Plaza — who shrugs off the Catholic League’s condemnation (“I don’t care, really, at all,” she says) — notched her first feature producing credit with Little Hours, which she helped develop, cast and keep focused throughout production. “I’m really interested in creating that environment on set where everyone has the same vision and feels like they’re contributing, because that changes how the movie comes out in the end,” she explains. “For me, the moviemaking process is a magical, mystical journey, and having that input and control from the beginning was fun.
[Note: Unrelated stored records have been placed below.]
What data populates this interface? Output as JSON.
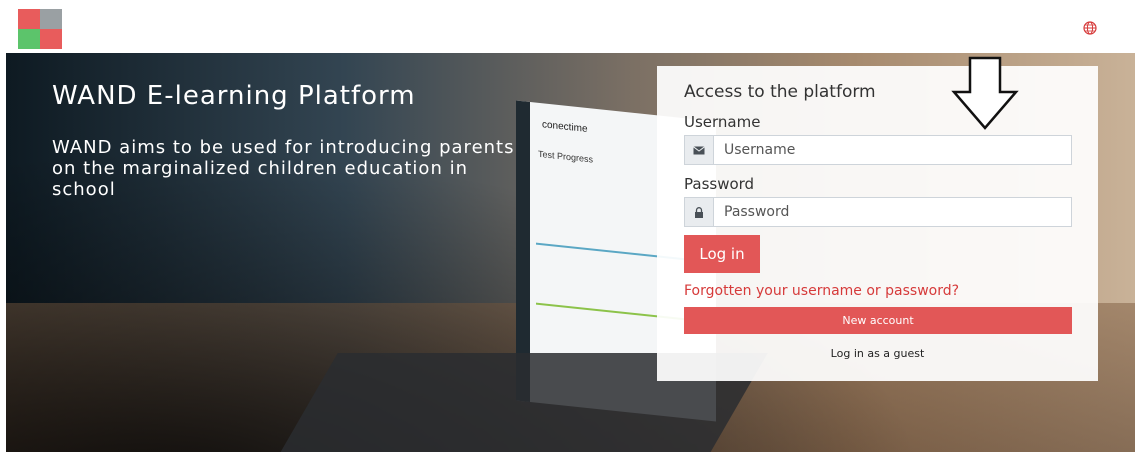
{
  "header": {
    "logo_icon": "puzzle-logo-icon",
    "logo_colors": [
      "#e85c5c",
      "#9aa0a3",
      "#5cc46b",
      "#e85c5c"
    ],
    "language_icon": "globe-icon",
    "accent": "#e25757"
  },
  "hero": {
    "title": "WAND E-learning Platform",
    "description": "WAND aims to be used for introducing parents on the marginalized children education in school",
    "laptop": {
      "brand": "conectime",
      "subtitle": "Test Progress"
    }
  },
  "login": {
    "heading": "Access to the platform",
    "username_label": "Username",
    "username_placeholder": "Username",
    "username_icon": "envelope-icon",
    "password_label": "Password",
    "password_placeholder": "Password",
    "password_icon": "lock-icon",
    "login_button": "Log in",
    "forgot_link": "Forgotten your username or password?",
    "new_account_button": "New account",
    "guest_link": "Log in as a guest"
  },
  "annotation": {
    "arrow_icon": "down-arrow-icon"
  }
}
I like the idea of being able to affect the movie in more ways than just saying my lines.”
Plaza says she’s now “actively looking” for films to produce, especially if helmed by a first-time director (she also produced her subsequent film, Matt Spicer's social media satire Ingrid Goes West). “It depends on whoever is directing the movie — I wouldn’t tell Paul Thomas Anderson that I demand to be a producer — but I think I’m at a point now where I feel more confident in knowing what I want to do and how I want to do things. Now that I’ve been through it, my brain is like firing on all cylinders.”
And though “a little bit burnt out” from shooting three movies (including Jim Hosking’s upcoming comedy An Evening With Beverly Luff Linn) and the FX series Legion, Plaza has more plans ahead: “I want to direct. I will direct.”
Adds Baena, “She’s gonna be a great director.”